Today, the country needs a Strategy for the development of the electric power industry as the existing short-term plans of the Ministry of Energy do not allow for a systematic resolution of industry issues.
On September 5, 2023, in the city of Ust-Kamenogorsk, a roundtable discussion was held on "The Role of International Cooperation in the Peaceful Use of Nuclear Energy" dedicated to the 30th anniversary of the Nuclear Society of Kazakhstan. The roundtable was attended by representatives of the Ministry of Energy of Kazakhstan, the akim (governor) of East Kazakhstan Region, the Nuclear Society of Russia, the International Scientific and Technical Center, the National Nuclear Center, national companies in the nuclear energy sector, relevant universities, and NNWI.

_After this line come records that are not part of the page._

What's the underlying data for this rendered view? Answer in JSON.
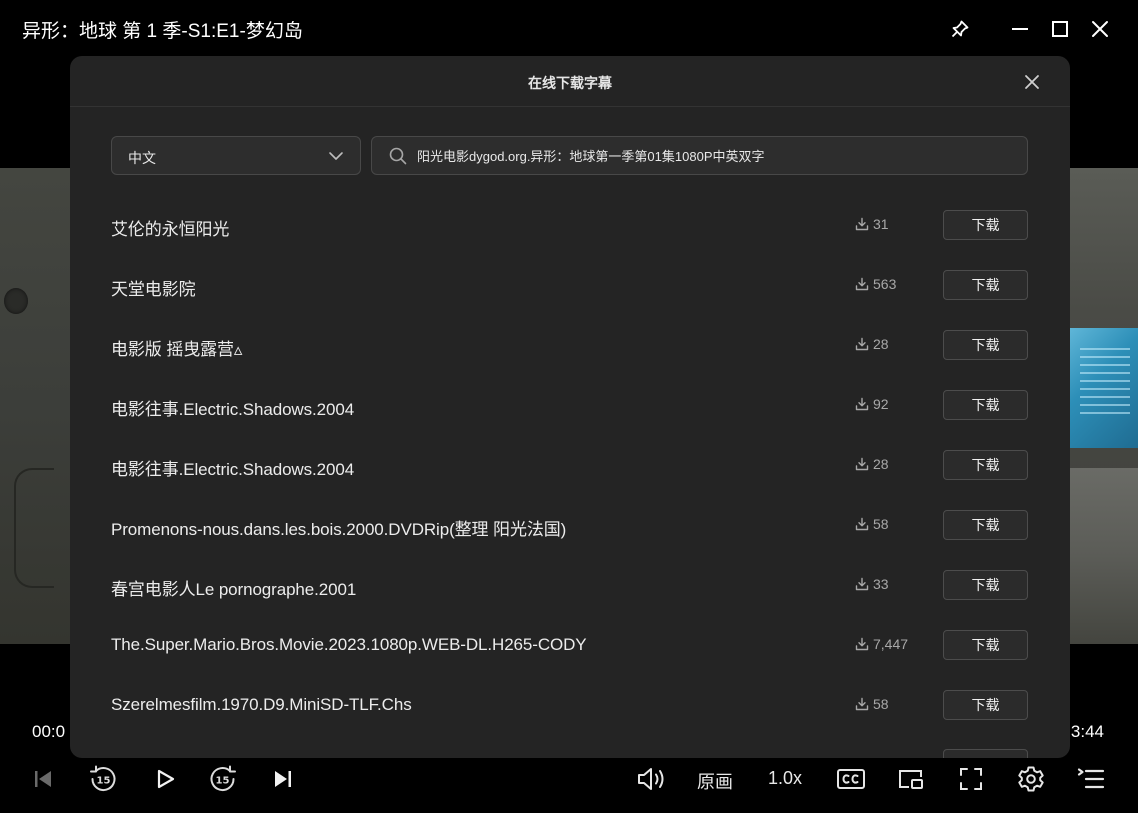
{
  "window": {
    "title": "异形：地球 第 1 季-S1:E1-梦幻岛"
  },
  "dialog": {
    "title": "在线下载字幕",
    "language": "中文",
    "search_value": "阳光电影dygod.org.异形：地球第一季第01集1080P中英双字",
    "download_label": "下载",
    "subtitles": [
      {
        "name": "艾伦的永恒阳光",
        "downloads": "31"
      },
      {
        "name": "天堂电影院",
        "downloads": "563"
      },
      {
        "name": "电影版 摇曳露营▵",
        "downloads": "28"
      },
      {
        "name": "电影往事.Electric.Shadows.2004",
        "downloads": "92"
      },
      {
        "name": "电影往事.Electric.Shadows.2004",
        "downloads": "28"
      },
      {
        "name": "Promenons-nous.dans.les.bois.2000.DVDRip(整理 阳光法国)",
        "downloads": "58"
      },
      {
        "name": "春宫电影人Le pornographe.2001",
        "downloads": "33"
      },
      {
        "name": "The.Super.Mario.Bros.Movie.2023.1080p.WEB-DL.H265-CODY",
        "downloads": "7,447"
      },
      {
        "name": "Szerelmesfilm.1970.D9.MiniSD-TLF.Chs",
        "downloads": "58"
      }
    ]
  },
  "player": {
    "time_elapsed": "00:0",
    "time_total": "3:44",
    "quality_label": "原画",
    "speed_label": "1.0x"
  },
  "icons": {
    "pin": "pin-icon",
    "minimize": "minimize-icon",
    "maximize": "maximize-icon",
    "close": "close-icon",
    "previous": "skip-previous-icon",
    "rewind": "rewind-15-icon",
    "play": "play-icon",
    "forward": "forward-15-icon",
    "next": "skip-next-icon",
    "volume": "volume-icon",
    "subtitles": "cc-icon",
    "pip": "picture-in-picture-icon",
    "fullscreen": "fullscreen-icon",
    "settings": "gear-icon",
    "playlist": "playlist-icon"
  }
}
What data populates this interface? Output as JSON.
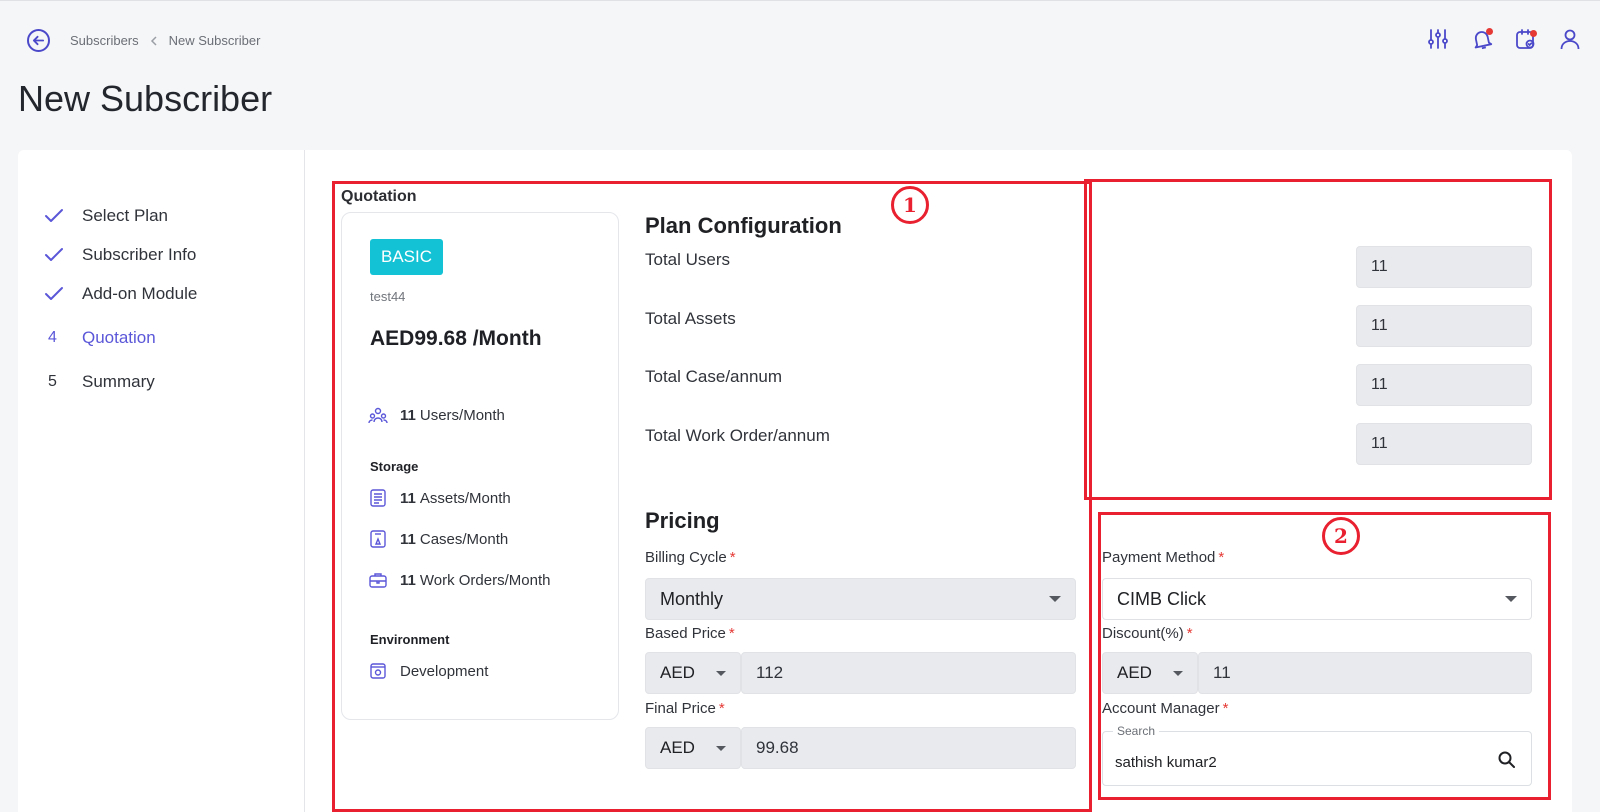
{
  "breadcrumb": {
    "parent": "Subscribers",
    "current": "New Subscriber"
  },
  "page_title": "New Subscriber",
  "steps": [
    {
      "label": "Select Plan",
      "status": "done"
    },
    {
      "label": "Subscriber Info",
      "status": "done"
    },
    {
      "label": "Add-on Module",
      "status": "done"
    },
    {
      "number": "4",
      "label": "Quotation",
      "status": "active"
    },
    {
      "number": "5",
      "label": "Summary",
      "status": "pending"
    }
  ],
  "quotation": {
    "title": "Quotation",
    "plan": {
      "tier": "BASIC",
      "name": "test44",
      "price": "AED99.68 /Month",
      "users": {
        "count": "11",
        "label": "Users/Month"
      },
      "storage_title": "Storage",
      "assets": {
        "count": "11",
        "label": "Assets/Month"
      },
      "cases": {
        "count": "11",
        "label": "Cases/Month"
      },
      "work_orders": {
        "count": "11",
        "label": "Work Orders/Month"
      },
      "environment_title": "Environment",
      "environment": "Development"
    }
  },
  "plan_configuration": {
    "title": "Plan Configuration",
    "total_users": {
      "label": "Total Users",
      "value": "11"
    },
    "total_assets": {
      "label": "Total Assets",
      "value": "11"
    },
    "total_cases": {
      "label": "Total Case/annum",
      "value": "11"
    },
    "total_work_orders": {
      "label": "Total Work Order/annum",
      "value": "11"
    }
  },
  "pricing": {
    "title": "Pricing",
    "billing_cycle": {
      "label": "Billing Cycle",
      "value": "Monthly"
    },
    "based_price": {
      "label": "Based Price",
      "currency": "AED",
      "value": "112"
    },
    "final_price": {
      "label": "Final Price",
      "currency": "AED",
      "value": "99.68"
    },
    "payment_method": {
      "label": "Payment Method",
      "value": "CIMB Click"
    },
    "discount": {
      "label": "Discount(%)",
      "currency": "AED",
      "value": "11"
    },
    "account_manager": {
      "label": "Account Manager",
      "search_legend": "Search",
      "value": "sathish kumar2"
    },
    "required_mark": "*"
  },
  "annotations": {
    "badge_1": "1",
    "badge_2": "2"
  },
  "colors": {
    "accent": "#5b57d9",
    "badge": "#13c2d4",
    "annotation": "#e8202f",
    "required": "#e53935"
  },
  "icons": [
    "arrow-left-icon",
    "chevron-left-icon",
    "sliders-icon",
    "bell-icon",
    "calendar-check-icon",
    "user-icon",
    "check-icon",
    "users-icon",
    "document-list-icon",
    "case-icon",
    "toolbox-icon",
    "environment-icon",
    "search-icon"
  ]
}
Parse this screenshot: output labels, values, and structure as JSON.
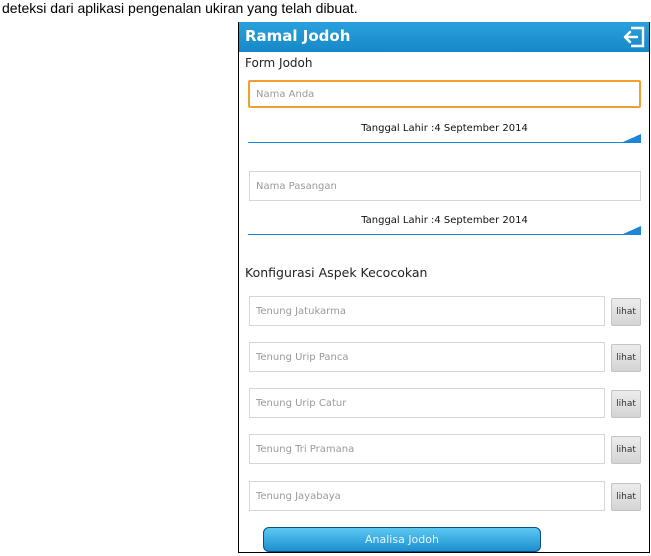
{
  "caption": "deteksi dari aplikasi pengenalan ukiran yang telah dibuat.",
  "app": {
    "title": "Ramal Jodoh",
    "exit_icon": "exit-arrow-icon",
    "accent_color": "#1b86d6"
  },
  "form": {
    "heading": "Form Jodoh",
    "name_field": {
      "placeholder": "Nama Anda",
      "value": ""
    },
    "birth_date_1": "Tanggal Lahir :4 September 2014",
    "partner_field": {
      "placeholder": "Nama Pasangan",
      "value": ""
    },
    "birth_date_2": "Tanggal Lahir :4 September 2014"
  },
  "config": {
    "heading": "Konfigurasi Aspek Kecocokan",
    "aspects": [
      {
        "placeholder": "Tenung Jatukarma",
        "button": "lihat"
      },
      {
        "placeholder": "Tenung Urip Panca",
        "button": "lihat"
      },
      {
        "placeholder": "Tenung Urip Catur",
        "button": "lihat"
      },
      {
        "placeholder": "Tenung Tri Pramana",
        "button": "lihat"
      },
      {
        "placeholder": "Tenung Jayabaya",
        "button": "lihat"
      }
    ]
  },
  "actions": {
    "analyze_label": "Analisa Jodoh"
  }
}
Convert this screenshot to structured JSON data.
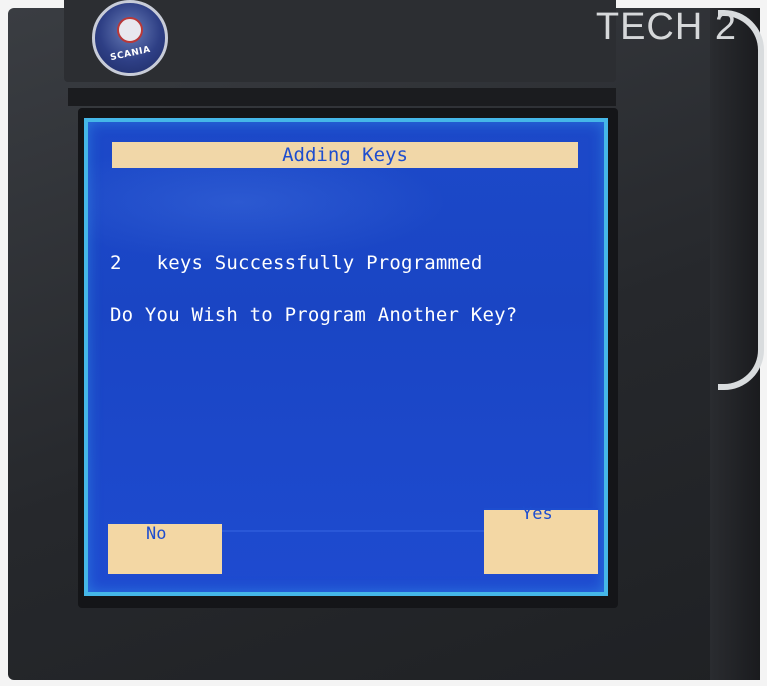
{
  "device": {
    "brand_logo_text": "SCANIA",
    "model_label": "TECH 2"
  },
  "screen": {
    "title": "Adding Keys",
    "keys_count": "2",
    "keys_message": "keys Successfully Programmed",
    "question": "Do You Wish to Program Another Key?"
  },
  "softkeys": {
    "no_label": "No",
    "yes_label": "Yes"
  },
  "colors": {
    "screen_blue": "#1c49c9",
    "title_bar": "#f1d7a8",
    "softkey": "#f3d7a4",
    "lcd_border": "#45b7e8"
  }
}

The main topics of the speakers' presentations were focused on research on nuclear energy safety in the Republic of Kazakhstan, research in the field of nuclear technology and nuclear medicine in Kazakhstan, prospects for building nuclear power plants in international cooperation, potential suppliers of reactor technology, non-proliferation of weapons of mass destruction, popularizing knowledge, and training personnel for nuclear science and industry. The common theme throughout all the presentations emphasized the urgent need to construct nuclear power plants in Kazakhstan due to the growing deficit of electrical energy, and the inability to generate the required amount of energy through coal, gas, wind, or solar power. It was stressed, including by the Deputy Minister of Energy of Kazakhstan, that there is no alternative to nuclear energy shortly.
The memory of the legacies of nuclear explosions at the Semipalatinsk Nuclear Test Site, insufficient public awareness of the advantages of nuclear energy, and a lack of trust in the competence of officials have led to a phobia among people regarding nuclear power plants. Representatives from NNWI in Central Asia and Kazakhstan, along with colleagues from Russia and the Kazakhstan Atomic Power Stations (KAES) Company, also addressed students of the Faculty of Energy at the East Kazakhstan State Technical University and technical college metallurgy students. They also gave interviews to state and local television channels.
Before the public referendum on the construction of nuclear power plants, announced by the country's president on September 1, which may take place by the end of this year, the relevance of the speakers' presentations to students was very timely. Atomic technology vendors, the advantages and differences of their proposals, environmental issues, water consumption, and other topics were extensively presented. The lively interest of the public indicates a turning point toward a positive perception of nuclear topics, and it is important not to stop in the broad popularization of the safety of peaceful nuclear energy use.